The rotary encoder lines connect to pull up resistors and debounce/filter resistors and capacitors, then to microprocessor pins as expected.

Can anyone provide any help, information or guidance?

• I'm noticing, but perhaps over-thinking it, that the width of the pulses correlates with the rate of rotation vs time -- slower rates yield wider pulse widths. This is perhaps useful information used by Roland. It might change the "feel" to always use the same pulse width. Do you notice the same here? Or is this just me? Can you consider a full break-down of one of these switch systems? – jonk Nov 16 '18 at 21:13
• The width of the pulse probably does change with the speed of turning, but the knob is only used to scroll through presets and so on, so is only used in quite a basic way. It is tempting to dismantle it, but it (the switch) works enough that I don't want to do that if I can't find a replacement. It isn't held together with tabs, so would be destroyed. – Duntle Nov 16 '18 at 22:01
• that is a rotary pulse switch ...... see comment from @Justme here electronics.stackexchange.com/questions/404734/… – jsotola Nov 17 '18 at 7:47
• Excellent information - does anyone know where such things can be bought or even anyone that makes them? – Duntle Nov 17 '18 at 9:53
• It seems these things are very few and far between and there is not necessarily any specific name for them. Searching for rotary pulse switch often finds rotary encoders. Alps sell a couple and call them rotary switches: SRBM1L0800 & SRBM1L1400, but neither have a push switch as well. – Duntle Nov 17 '18 at 14:56

Apparently, that encoder has built-in circuitry

1. to debounce the signal edges;
2. to detect the direction (by reading the state of the other line when an edge happens on the first one); and
3. to generate a short pulse.

Nowadays, all this can be done in a microcontroller, so it is unlikely that a direct replacement is still made.

It would be possible to build your own circuit to do this (with RC filters, logic gates, and a monostable (555 or 74xx123)), but a microcontroller board might be easier.

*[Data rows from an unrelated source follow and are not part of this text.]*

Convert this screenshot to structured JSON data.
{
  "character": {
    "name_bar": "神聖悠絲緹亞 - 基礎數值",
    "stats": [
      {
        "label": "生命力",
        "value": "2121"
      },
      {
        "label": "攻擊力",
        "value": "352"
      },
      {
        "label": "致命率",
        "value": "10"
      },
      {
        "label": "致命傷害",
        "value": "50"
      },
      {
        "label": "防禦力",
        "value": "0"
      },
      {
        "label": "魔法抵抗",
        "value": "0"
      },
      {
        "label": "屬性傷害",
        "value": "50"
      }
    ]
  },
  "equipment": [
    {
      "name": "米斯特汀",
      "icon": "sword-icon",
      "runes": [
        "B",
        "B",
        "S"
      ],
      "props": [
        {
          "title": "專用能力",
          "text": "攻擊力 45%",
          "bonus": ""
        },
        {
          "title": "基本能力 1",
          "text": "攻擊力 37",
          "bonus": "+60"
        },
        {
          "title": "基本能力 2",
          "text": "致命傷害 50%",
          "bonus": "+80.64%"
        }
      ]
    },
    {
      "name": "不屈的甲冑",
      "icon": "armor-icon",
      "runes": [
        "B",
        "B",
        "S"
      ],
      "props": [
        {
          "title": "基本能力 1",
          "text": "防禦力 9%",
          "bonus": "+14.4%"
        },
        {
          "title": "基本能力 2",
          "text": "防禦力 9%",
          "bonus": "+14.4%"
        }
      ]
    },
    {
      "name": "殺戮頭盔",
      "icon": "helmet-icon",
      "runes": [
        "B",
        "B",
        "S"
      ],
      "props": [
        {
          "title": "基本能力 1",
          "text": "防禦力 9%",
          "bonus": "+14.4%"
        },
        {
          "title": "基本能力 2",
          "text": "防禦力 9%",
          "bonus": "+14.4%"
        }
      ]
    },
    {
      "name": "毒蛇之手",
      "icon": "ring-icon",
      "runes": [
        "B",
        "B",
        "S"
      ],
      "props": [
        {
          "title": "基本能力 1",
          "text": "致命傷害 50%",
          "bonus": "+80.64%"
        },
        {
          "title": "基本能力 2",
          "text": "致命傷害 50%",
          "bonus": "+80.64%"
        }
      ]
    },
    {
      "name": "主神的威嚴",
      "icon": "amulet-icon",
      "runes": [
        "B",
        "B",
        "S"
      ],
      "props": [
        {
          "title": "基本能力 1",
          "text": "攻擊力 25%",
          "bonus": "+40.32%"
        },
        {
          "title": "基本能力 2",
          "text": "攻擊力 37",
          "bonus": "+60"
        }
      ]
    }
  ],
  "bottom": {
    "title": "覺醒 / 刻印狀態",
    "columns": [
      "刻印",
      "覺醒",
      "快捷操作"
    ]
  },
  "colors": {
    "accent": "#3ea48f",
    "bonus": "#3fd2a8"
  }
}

• It's a fun exercise to do that one with a 555, a JK flip-flop and some gates. I've done it on paper before but never for real. There may actually be a chip out there that does that, but I have no clue what name to look for (aside from "itty bitty microcontroller with custom programming). – TimWescott Nov 16 '18 at 21:36
• It does seem like there is some processing going on in the encoder, but is that possible given it is no bigger than a normal encoder and has no power. The debouncing is done outside the switch and it then connects to a microcontroller or microprocessor (custom Roland chip), which surely could also do all decoding of "normal" signals. It all just seems a bit odd. – Duntle Nov 16 '18 at 21:58
• Hmm, without power, all I can imagine would be some mechanical contraption. But that makes it even less likely to find identical hardware. – CL. Nov 17 '18 at 8:27